- _Assignment_: Every line containing the word "icon" must be pulled from the records.
────────────────────
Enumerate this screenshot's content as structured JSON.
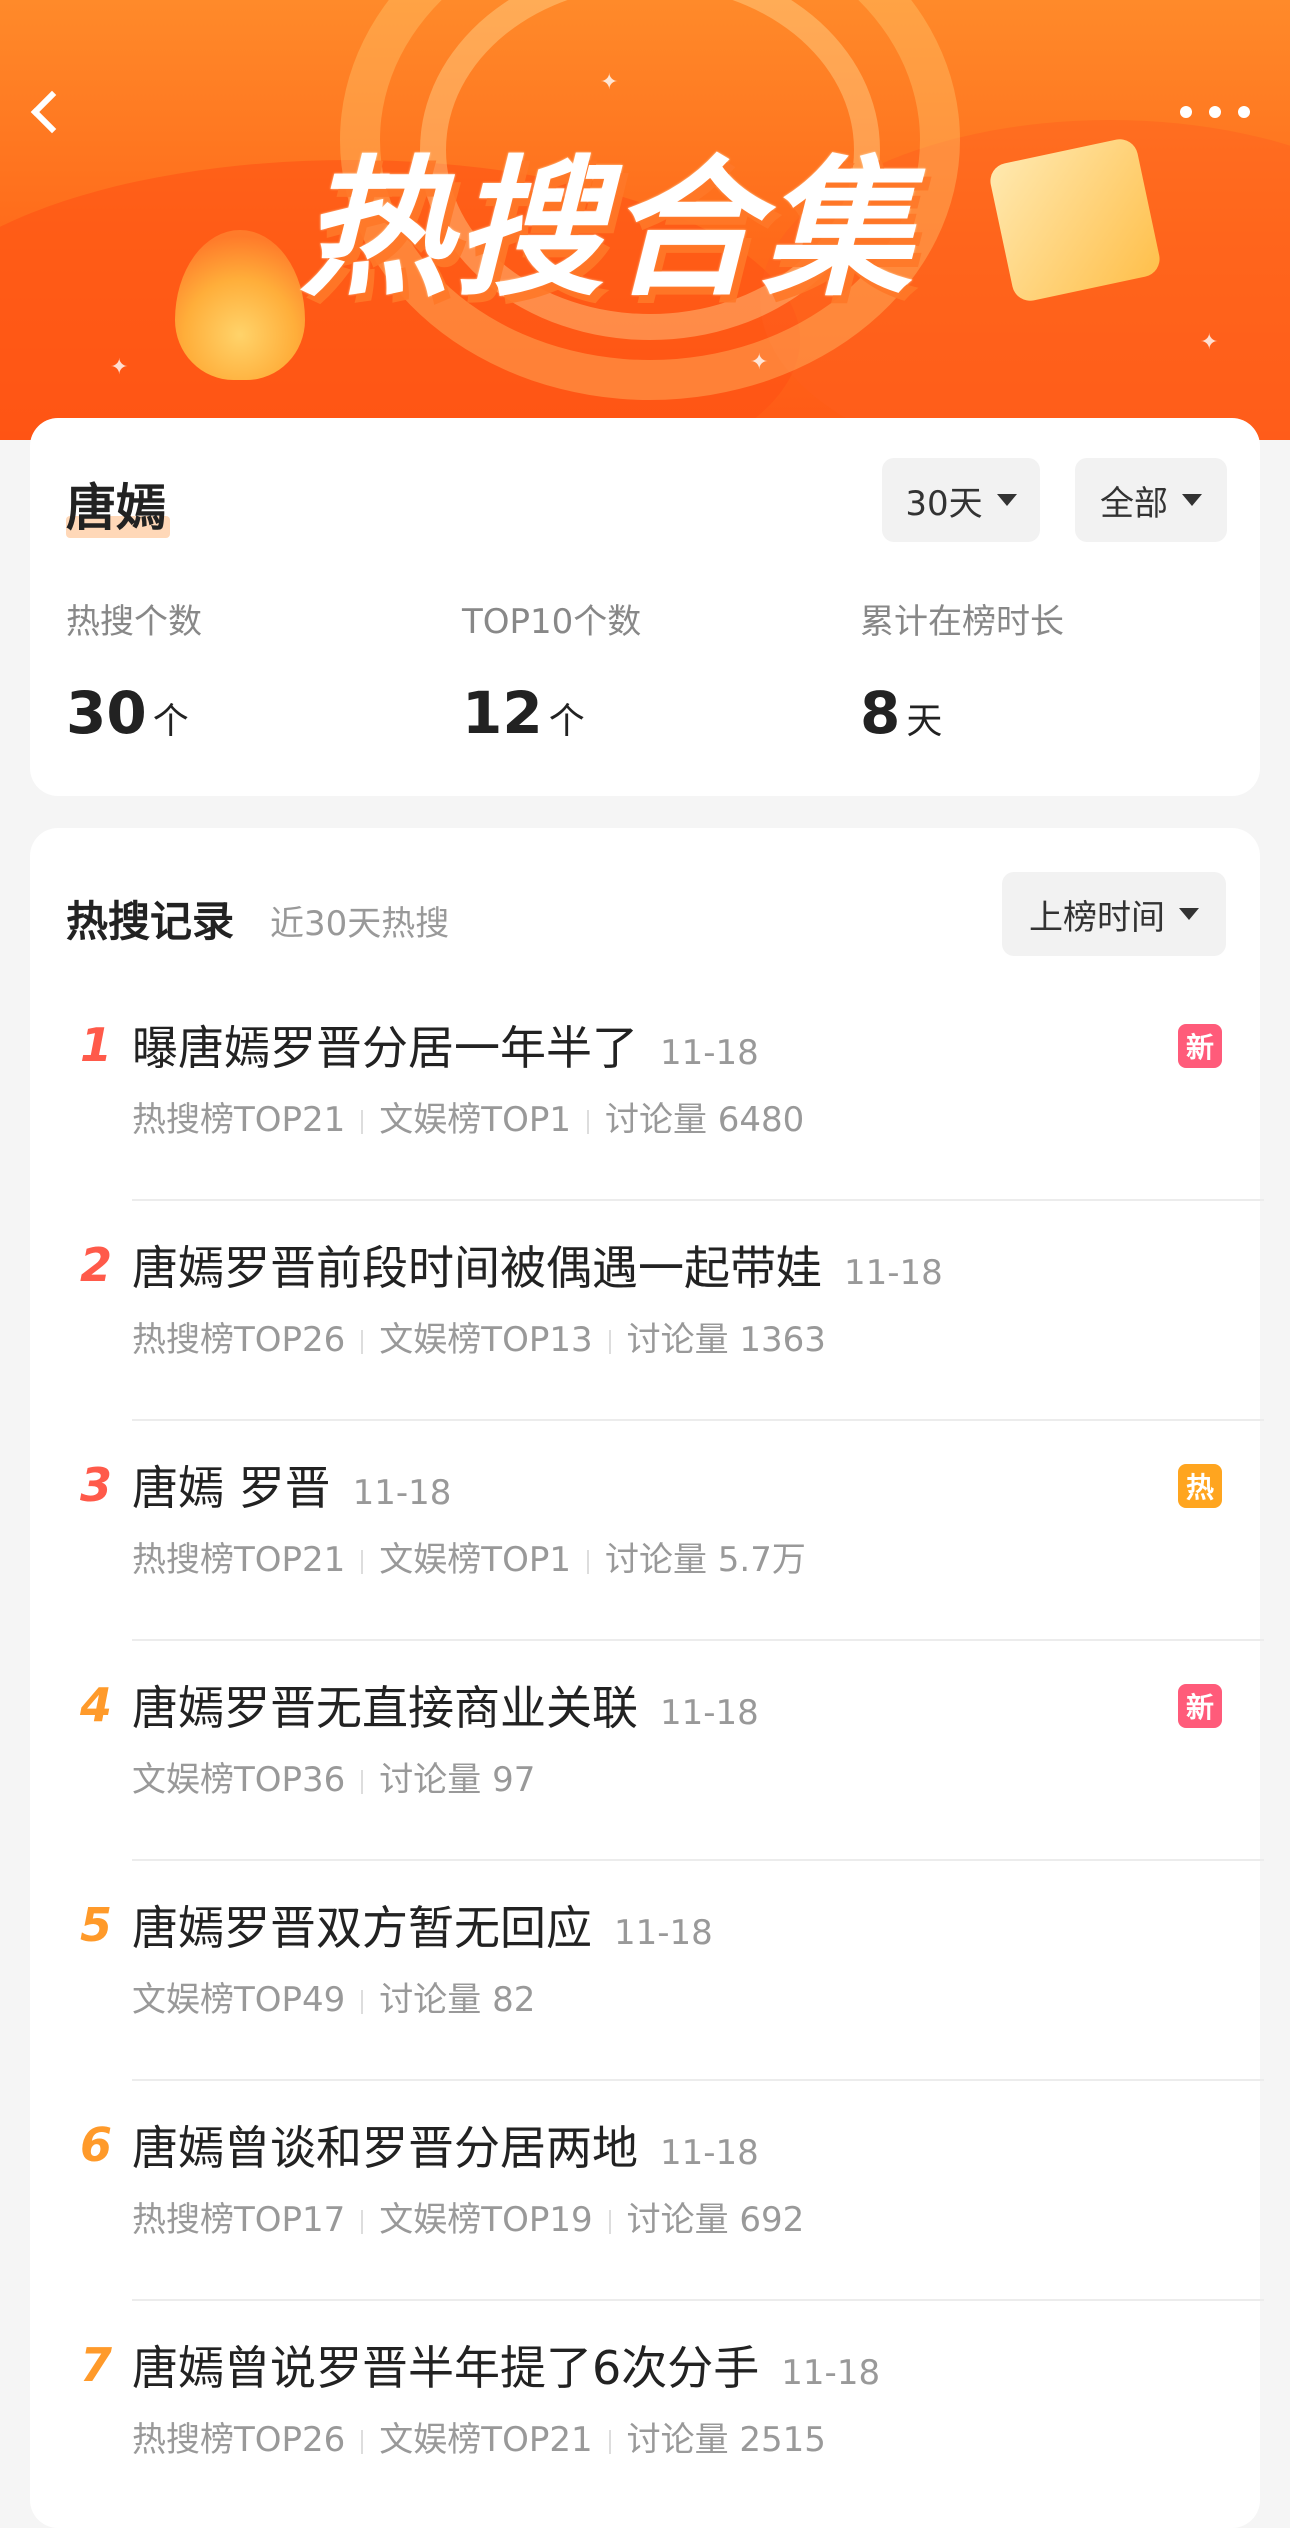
{
  "header": {
    "banner_title": "热搜合集",
    "back_icon": "back-icon",
    "more_icon": "more-icon"
  },
  "summary": {
    "keyword": "唐嫣",
    "filter_days": "30天",
    "filter_type": "全部",
    "stats": [
      {
        "label": "热搜个数",
        "value": "30",
        "unit": "个"
      },
      {
        "label": "TOP10个数",
        "value": "12",
        "unit": "个"
      },
      {
        "label": "累计在榜时长",
        "value": "8",
        "unit": "天"
      }
    ]
  },
  "records": {
    "title": "热搜记录",
    "subtitle": "近30天热搜",
    "sort_label": "上榜时间",
    "items": [
      {
        "rank": "1",
        "title": "曝唐嫣罗晋分居一年半了",
        "date": "11-18",
        "meta": [
          "热搜榜TOP21",
          "文娱榜TOP1",
          "讨论量 6480"
        ],
        "badge": "新"
      },
      {
        "rank": "2",
        "title": "唐嫣罗晋前段时间被偶遇一起带娃",
        "date": "11-18",
        "meta": [
          "热搜榜TOP26",
          "文娱榜TOP13",
          "讨论量 1363"
        ],
        "badge": ""
      },
      {
        "rank": "3",
        "title": "唐嫣 罗晋",
        "date": "11-18",
        "meta": [
          "热搜榜TOP21",
          "文娱榜TOP1",
          "讨论量 5.7万"
        ],
        "badge": "热"
      },
      {
        "rank": "4",
        "title": "唐嫣罗晋无直接商业关联",
        "date": "11-18",
        "meta": [
          "文娱榜TOP36",
          "讨论量 97"
        ],
        "badge": "新"
      },
      {
        "rank": "5",
        "title": "唐嫣罗晋双方暂无回应",
        "date": "11-18",
        "meta": [
          "文娱榜TOP49",
          "讨论量 82"
        ],
        "badge": ""
      },
      {
        "rank": "6",
        "title": "唐嫣曾谈和罗晋分居两地",
        "date": "11-18",
        "meta": [
          "热搜榜TOP17",
          "文娱榜TOP19",
          "讨论量 692"
        ],
        "badge": ""
      },
      {
        "rank": "7",
        "title": "唐嫣曾说罗晋半年提了6次分手",
        "date": "11-18",
        "meta": [
          "热搜榜TOP26",
          "文娱榜TOP21",
          "讨论量 2515"
        ],
        "badge": ""
      }
    ]
  },
  "colors": {
    "rank_top3": "#ff5a4a",
    "rank_rest": "#ff9a2a",
    "badge_new": "#ff5b7a",
    "badge_hot": "#ffa51f"
  }
}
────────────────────
- _Exercise answer_:
    "back_icon": "back-icon",
    "more_icon": "more-icon"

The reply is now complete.